Reading the poems in Seam, I respect the level of mastery displayed in their vivid imagery and fresh approach to form. But what lingers is the poet's ability to refute the impersonal language of the state in the face of the complex realities of war, to answer it with the personal, private vocabulary that makes up the best poetry, the poetry that haunts us, makes us question, to see, as Faizullah writes, how thin the seam / between the world and the world.

Seam by Tarfia Faizullah (Southern Illinois University Press) Recommended by Heather at Quail Ridge Books Raleigh NC

I don’t read many biographies, but I love memoirs and this is one of my all-time favorites.

Journalist Steve Luxenberg discovers that his mother had a sister, Annie, who was disabled and institutionalized. She had kept it a secret for over 50 years.

His search for the truth about is a story of family, the depression, the Holocaust and the nation’s treatment of disabled adults.

Annie’s Ghosts: A Journey into a Family Secret by Steve Luxenberg (Hachette) Recommended by Allison at Blue Ridge Books Waynesville NC

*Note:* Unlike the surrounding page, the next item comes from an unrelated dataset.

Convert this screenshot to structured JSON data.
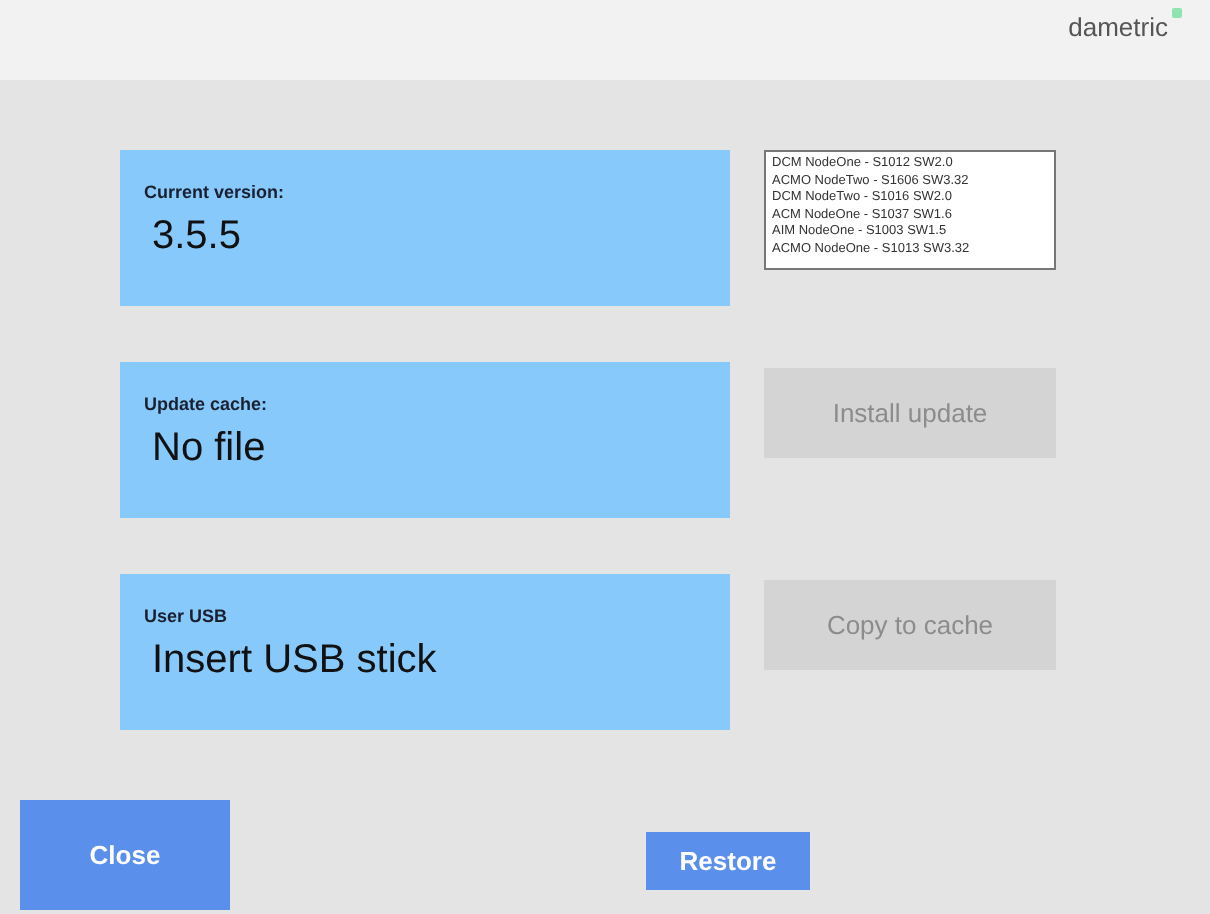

In the blink of an eye, Bob Spitz turned fifty, finished an eight-year book project and a fourteen-year marriage that left him nearly destitute, had his heart stolen and broken on the rebound, and sought salvation the only way he knew how.

He fled to Europe, where he hopscotched among the finest cooking schools in pursuit of his dream.

The Saucier's Apprentice: One Long Strange Trip Through the Great Cooking Schools of Europe by Bob Spitz (W. W. Norton )Recommended by Douglas at Octavia Books New Orleans LA

The story is based in China, in a place called Hak Nam.

Hak Nam is run by drug lords and is filled with brothels. Jin is trying to find her sister, while pretending to be a boy to stay safe and fly under the radar. Dai is trying to find a way out of Hak Nam and he needs Jins help. In return, he agrees to help Jin find her sister. Mei Yee is trapped in a brothel, forced into prostitution with no way out. Dai, Jin and Mei Yee narrate the story, each chapter is told through one of them.

The Walled City by Ryan Graudin (Little, Brown) Recommended by Christina at Blue Ridge Books Waynesville NC